Security Leftovers

10 hot Android smartphones that got price cuts recently

With numerous smartphone getting launched each month, brands always adjust prices to give slightly competitive edge to older smartphone models and also to clear inventories. Here are 10 smartphones that got price cuts recently. Read more

Debian and Ubuntu News

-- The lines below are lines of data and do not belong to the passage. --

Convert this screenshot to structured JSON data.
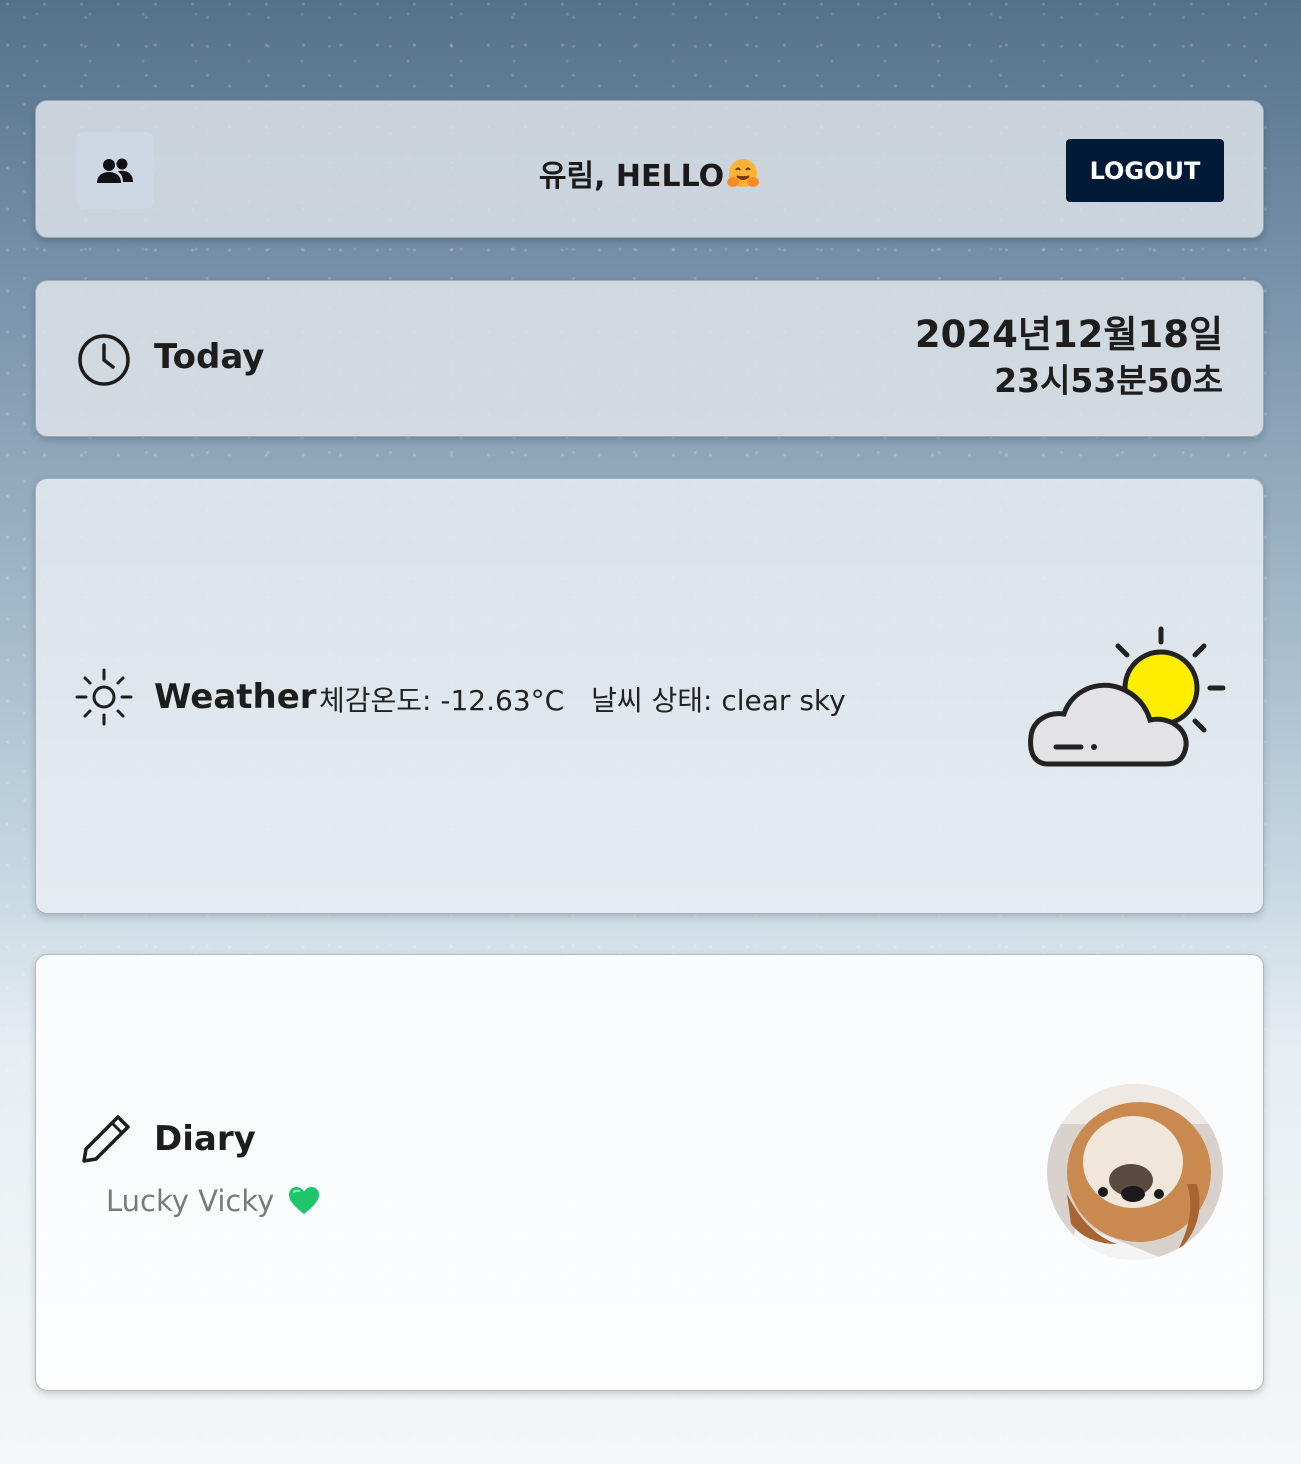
{
  "header": {
    "user_icon": "users-icon",
    "greeting": "유림, HELLO",
    "greeting_emoji": "hugging-face-icon",
    "logout_label": "LOGOUT"
  },
  "today": {
    "icon": "clock-icon",
    "title": "Today",
    "date": "2024년12월18일",
    "time": "23시53분50초"
  },
  "weather": {
    "icon": "sun-icon",
    "title": "Weather",
    "feels_like": "체감온도: -12.63°C",
    "condition": "날씨 상태: clear sky",
    "illustration": "partly-cloudy-icon"
  },
  "diary": {
    "icon": "pencil-icon",
    "title": "Diary",
    "subtitle": "Lucky Vicky",
    "heart_icon": "green-heart-icon",
    "avatar": "dog-avatar"
  },
  "colors": {
    "logout_bg": "#011a35",
    "user_btn_bg": "#cdd8e4",
    "sun": "#ffee00",
    "heart": "#1fc46b"
  }
}
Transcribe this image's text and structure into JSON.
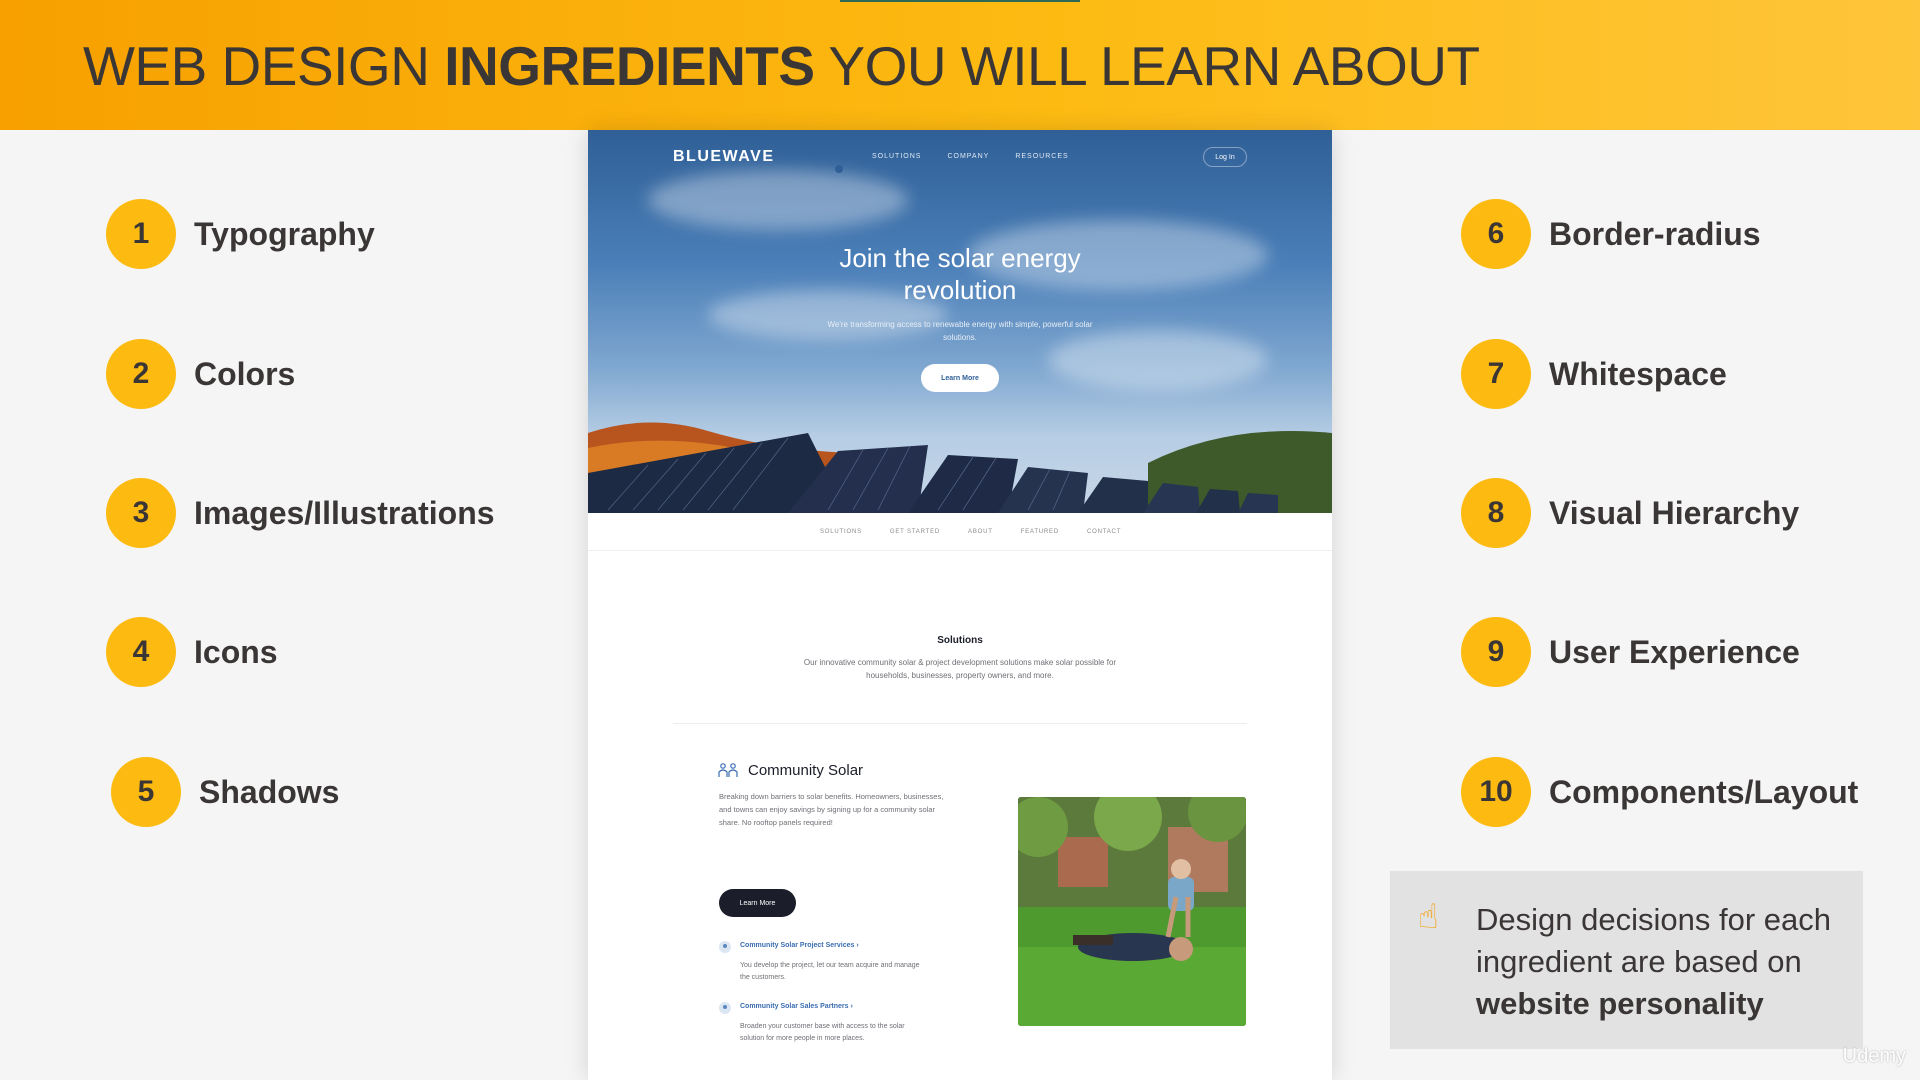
{
  "header": {
    "title_part1": "WEB DESIGN ",
    "title_bold": "INGREDIENTS",
    "title_part2": " YOU WILL LEARN ABOUT",
    "colors": {
      "gradient_start": "#f7a000",
      "gradient_end": "#ffc53a",
      "text": "#3a3636"
    }
  },
  "ingredients_left": [
    {
      "number": "1",
      "label": "Typography"
    },
    {
      "number": "2",
      "label": "Colors"
    },
    {
      "number": "3",
      "label": "Images/Illustrations"
    },
    {
      "number": "4",
      "label": "Icons"
    },
    {
      "number": "5",
      "label": "Shadows"
    }
  ],
  "ingredients_right": [
    {
      "number": "6",
      "label": "Border-radius"
    },
    {
      "number": "7",
      "label": "Whitespace"
    },
    {
      "number": "8",
      "label": "Visual Hierarchy"
    },
    {
      "number": "9",
      "label": "User Experience"
    },
    {
      "number": "10",
      "label": "Components/Layout"
    }
  ],
  "note": {
    "icon": "pointing-up-hand-icon",
    "text": "Design decisions for each ingredient are based on",
    "bold": "website personality"
  },
  "watermark": "Udemy",
  "site": {
    "logo": "BLUEWAVE",
    "nav": [
      "SOLUTIONS",
      "COMPANY",
      "RESOURCES"
    ],
    "login": "Log In",
    "hero_title": "Join the solar energy revolution",
    "hero_subtitle": "We're transforming access to renewable energy with simple, powerful solar solutions.",
    "hero_button": "Learn More",
    "subnav": [
      "SOLUTIONS",
      "GET STARTED",
      "ABOUT",
      "FEATURED",
      "CONTACT"
    ],
    "solutions_title": "Solutions",
    "solutions_desc": "Our innovative community solar & project development solutions make solar possible for households, businesses, property owners, and more.",
    "community_title": "Community Solar",
    "community_desc": "Breaking down barriers to solar benefits. Homeowners, businesses, and towns can enjoy savings by signing up for a community solar share. No rooftop panels required!",
    "community_button": "Learn More",
    "services": [
      {
        "title": "Community Solar Project Services ›",
        "desc": "You develop the project, let our team acquire and manage the customers."
      },
      {
        "title": "Community Solar Sales Partners ›",
        "desc": "Broaden your customer base with access to the solar solution for more people in more places."
      }
    ],
    "colors": {
      "brand_blue": "#2f5f96",
      "dark": "#1b1e2a",
      "link": "#3a6db0"
    }
  }
}
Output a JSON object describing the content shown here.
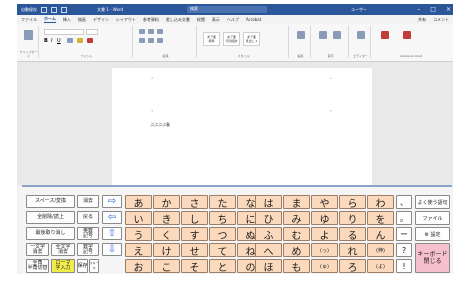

  • Debian Project News - July 29th, 2016
    Welcome to this year's third issue of DPN, the newsletter for the Debian community.
  • SteamOS Brewmaster 2.87 Released With NVIDIA Pascal Support
  • Snap interfaces for sandboxed applications
    Last week, we took a look at the initial release of the "portal" framework developed for Flatpak, the application-packaging format currently being developed in GNOME. For comparison, we will also explore the corresponding resource-control framework available in the Snap format developed in Ubuntu. The two packaging projects have broadly similar end goals, as many have observed, but they tend to vary quite a bit in the implementation details. Naturally, those differences are of particular importance to the intended audience: application developers. There is some common ground between the projects. Both use some combination of techniques (namespaces, control groups, seccomp filters, etc.) to restrict what a packaged application can do. Moreover, both implement a "deny by default" sandbox, then provide a supplemental means for applications to access certain useful system resources on a restricted or mediated basis. As we will see, there is also some overlap in what interfaces are offered, although the implementations differ. Snap has been available since 2014, so its sandboxing and resource-control implementations have already seen real-world usage. That said, the design of Snap originated in the Ubuntu Touch project aimed at smartphones, so some of its assumptions are undergoing revision as Snap comes to desktop systems. In the Snap framework, the interfaces that are defined to provide access to system resources are called, simply, "interfaces." As we will see, they cover similar territory to the recently unveiled "portals" for Flatpak, but there are some key distinctions. Two classes of Snap interfaces are defined: one for the standard resources expected to be of use to end-user applications, and one designed for use by system utilities. Snap packages using the standard interfaces can be installed with the snap command-line tool (which is the equivalent of apt for .deb packages). Packages using the advanced interfaces require a separate management tool.
  • Ubuntu 15.10 (Wily Werewolf) Reaches End Of Life Today (July 28)
  • Ubuntu MATE 16.10 Yakkety Yak Gets A Unity HUD-Like Searchable Menu
    MATE HUD, a Unity HUD-like tool that allows searching through an application's menu, was recently uploaded to the official Yakkety Yak repositories, and is available (but not enabled) by default in Ubuntu MATE 16.10.

Tablet review: BQ Aquaris M10 Ubuntu Edition

As employees have become more and more flexible in recent years thanks to the power and performance of mobile devices, the way we work has changed dramatically. We frequently chop and change between smartphones, tablets and laptops for different tasks, which has led to the growth of the hybrid market – devices such as Microsoft’s Surface Pro 3 and Apple’s iPad Pro – that provide the power and functionality of a laptop with the mobility and convenience of a tablet. Read more